What are the possible benefits and risks of participating?
It is hoped that all patients taking part get additional benefit from the local anaesthetic infusion. The catheters are placed under the same rigorous aseptic conditions as the rest of their surgery so no infections are expected.
Where is the study run from?
Hammersmith Hospital (UK)
When is study starting and how long is it expected to run for?
October 2014 to September 2016
Who is funding the study?
Imperial College Healthcare NHS Trust (UK)
Who is the main contact?
Dr Geoff Lockwood
Dr Geoff Lockwood
A double blind, randomised controlled trial to assess the efficacy of bilateral paravertebral blockade for analgesia after cardiac surgery
Do paravertebral blocks provide useful analgesia by blocking specific nerves or are we simply seeing the systemic effects of the local anaesthetics as they are absorbed into the circulation?
London (Dulwich), 08/08/2014, ref: 14/LO/0864
Single centre interventional randomised controlled trial
Primary study design
Secondary study design
Randomised controlled trial
Patient information sheet
Not available in web format, please use contact details to request a participant information sheet
Bilateral paravertebral blockade or sham infusion of lidocaine
Primary outcome measures
Morphine consumption using a PCA device
Secondary outcome measures
1. Pain (measured using ordinal scale) and respiratory function (PEFR) for first 7 days

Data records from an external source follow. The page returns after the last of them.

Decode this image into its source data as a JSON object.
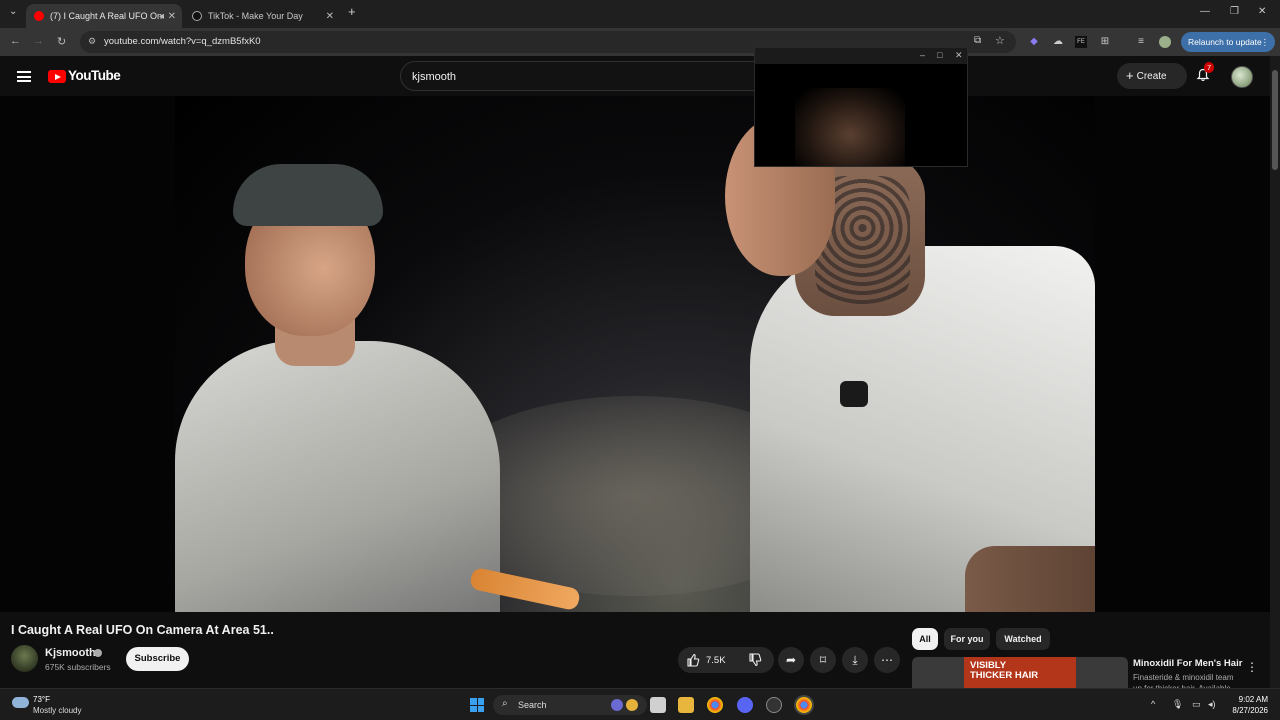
{
  "browser": {
    "tabs": [
      {
        "label": "(7) I Caught A Real UFO On",
        "active": true
      },
      {
        "label": "TikTok - Make Your Day",
        "active": false
      }
    ],
    "new_tab": "+",
    "url": "youtube.com/watch?v=q_dzmB5fxK0",
    "relaunch_label": "Relaunch to update"
  },
  "youtube": {
    "logo_text": "YouTube",
    "search_query": "kjsmooth",
    "create_label": "Create",
    "notification_count": "7"
  },
  "video": {
    "title": "I Caught A Real UFO On Camera At Area 51..",
    "channel_name": "Kjsmooth",
    "subscribers": "675K subscribers",
    "subscribe_label": "Subscribe",
    "like_count": "7.5K"
  },
  "sidebar": {
    "chips": [
      {
        "label": "All",
        "selected": true
      },
      {
        "label": "For you",
        "selected": false
      },
      {
        "label": "Watched",
        "selected": false
      }
    ],
    "ad": {
      "thumb_text": "VISIBLY THICKER HAIR",
      "title": "Minoxidil For Men's Hair",
      "description": "Finasteride & minoxidil team up for thicker hair. Available"
    }
  },
  "taskbar": {
    "temperature": "73°F",
    "condition": "Mostly cloudy",
    "search_label": "Search",
    "time": "9:02 AM",
    "date": "8/27/2026"
  },
  "colors": {
    "accent_red": "#ff0000",
    "background": "#0f0f0f",
    "relaunch_blue": "#3d6fa8"
  }
}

2. Quality of life, measured using the EuroQol EQ-5D questionnaire at 3 months
Overall trial start date
Overall trial end date
Participant inclusion criteria
1. Age 40-70 years
2. Undergoing elective and urgent first time coronary bypass surgery
Target number of participants
Participant exclusion criteria
1. Critical preoperative state
2. Single graft surgery (no leg incision)
3. Minimally invasive surgery (no sternotomy)
4. Significant renal disease (baseline creatinine >150 micromolar: morphine contraindicated)
5. Patients exceeding 110kg (4% of our operative population practical difficulties of positioning unconscious patients to place the block)
7. Patients with chronic pain taking regular analgesic medication
8. Patients with a significant abnormality of coagulation
9. Participation in another interventional study
10. Patients unable to give informed consent
11. Hypersensitivity to lidocaine
Recruitment start date
Recruitment end date
Countries of recruitment
Trial participating centre
Imperial College Healthcare NHS Trust
Funding Body Type
private sector organisation
Funding Body Subtype
Results and Publications
Publication and dissemination plan
Intention to publish date
Participant level data
Available on request
Results - basic reporting
2017 results in: https://www.ncbi.nlm.nih.gov/pubmed/28592166